On the day the sale order was signed, the plaintiffs also sent a letter to the purchaser demanding that the article be removed from the website after the closing. The plaintiffs did not dispute that they had notice of the sale and the sale order and did not object.
Almost a year later the plaintiffs sued the purchaser in state court based on publication of the article, asserting defamation, intentional interference with prospective economic advantage, and tortious interference with contractual relations. The plaintiffs contended that their claims arose out of publication of false and defamatory statements on a website owned and operated by the purchaser. The complaint did not mention the bankruptcy sale order and the only post-sale conduct identified was the failure to remove the article from the website.

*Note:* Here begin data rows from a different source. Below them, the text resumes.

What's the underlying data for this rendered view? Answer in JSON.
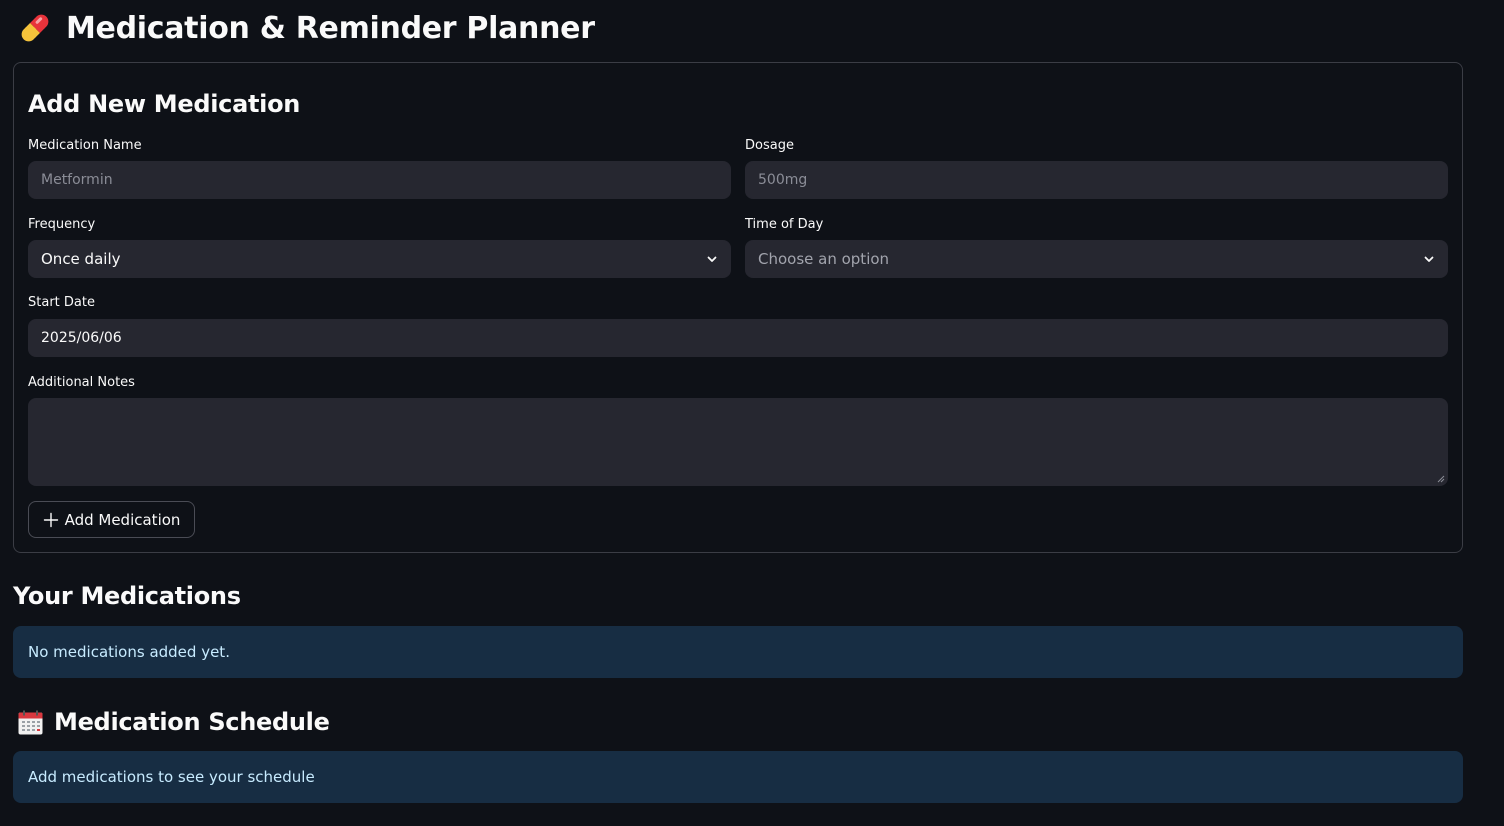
{
  "app": {
    "title": "Medication & Reminder Planner",
    "title_icon": "pill-icon"
  },
  "form": {
    "title": "Add New Medication",
    "medication_name": {
      "label": "Medication Name",
      "placeholder": "Metformin",
      "value": ""
    },
    "dosage": {
      "label": "Dosage",
      "placeholder": "500mg",
      "value": ""
    },
    "frequency": {
      "label": "Frequency",
      "selected": "Once daily"
    },
    "time_of_day": {
      "label": "Time of Day",
      "placeholder": "Choose an option"
    },
    "start_date": {
      "label": "Start Date",
      "value": "2025/06/06"
    },
    "notes": {
      "label": "Additional Notes",
      "value": ""
    },
    "add_button": {
      "label": "Add Medication",
      "icon": "plus-icon"
    }
  },
  "medications": {
    "title": "Your Medications",
    "empty_message": "No medications added yet."
  },
  "schedule": {
    "title": "Medication Schedule",
    "title_icon": "calendar-icon",
    "empty_message": "Add medications to see your schedule"
  },
  "colors": {
    "background": "#0e1117",
    "input_bg": "#262730",
    "info_bg": "#172d43",
    "info_text": "#c7ebff"
  }
}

The purchaser filed a motion with the bankruptcy court asserting that the complaint was based on pre-sale conduct and was barred by the sale order. The plaintiffs responded that either the court did not have jurisdiction or should abstain and that the state court action was based entirely on post-sale conduct – namely the failure to remove the article from the website.
As a preliminary matter, the court determined that bankruptcy courts can interpret and enforce their own orders, including post-confirmation disputes between creditors and purchasers of debtor assets that implicate a sale order. The court noted that it retained jurisdiction and that the jurisdiction was core because the sale itself was a core proceeding.
As for abstention, mandatory abstention was not applicable in connection with a core proceeding, and the court declined to exercise permissive abstention. The court noted that it was not considering the sufficiency of the defamation or other claims. Rather the court had been asked to determine whether the claims as pleaded were barred by the sale order, and the court was in the best position to interpret its own orders.
As for the merits, the court noted that the plaintiffs implicitly conceded that the sale order barred any claims based on pre-sale conduct. Their argument that they only sought relief for post-sale conduct was described as disingenuous. The complaint itself claimed that the action “arises out of the publication of numerous false and defamatory statements,” and most of the allegation in the complaint discussed the publication.
Under applicable state law “the publication of a defamatory statement in a single issue of a newspaper, or a single issue of the magazine, although such publication consists of thousands of copies widely distributed, is in legal effect, one publication which gives rise to one cause of action and… the applicable Statute of Limitation runs from the date of that publication.” The same rule applied to Internet postings. To avoid this rule, the plaintiff must allege that the defendant republished the material, which does not occur “merely by maintaining the information on the website.” So, the only publication of the article identified in the complaint was the initial pre-sale posting.
Accordingly, the court enjoined the plaintiffs from pursuing any claims in state court arising from the pre-sale publication of the article on the Internet. However, the court declined to rule that the complaint did not allege a legally sufficient republication claim (as requested by the debtors). Rather, the court decided that evaluation of the legal sufficiency of post-sale claims was best left to the state court.
This case is a reminder that although a bankruptcy sale can be a very useful tool for isolating a buyer from pre-sale liabilities, that protection is not absolute.
Vicki R Harding, Esq.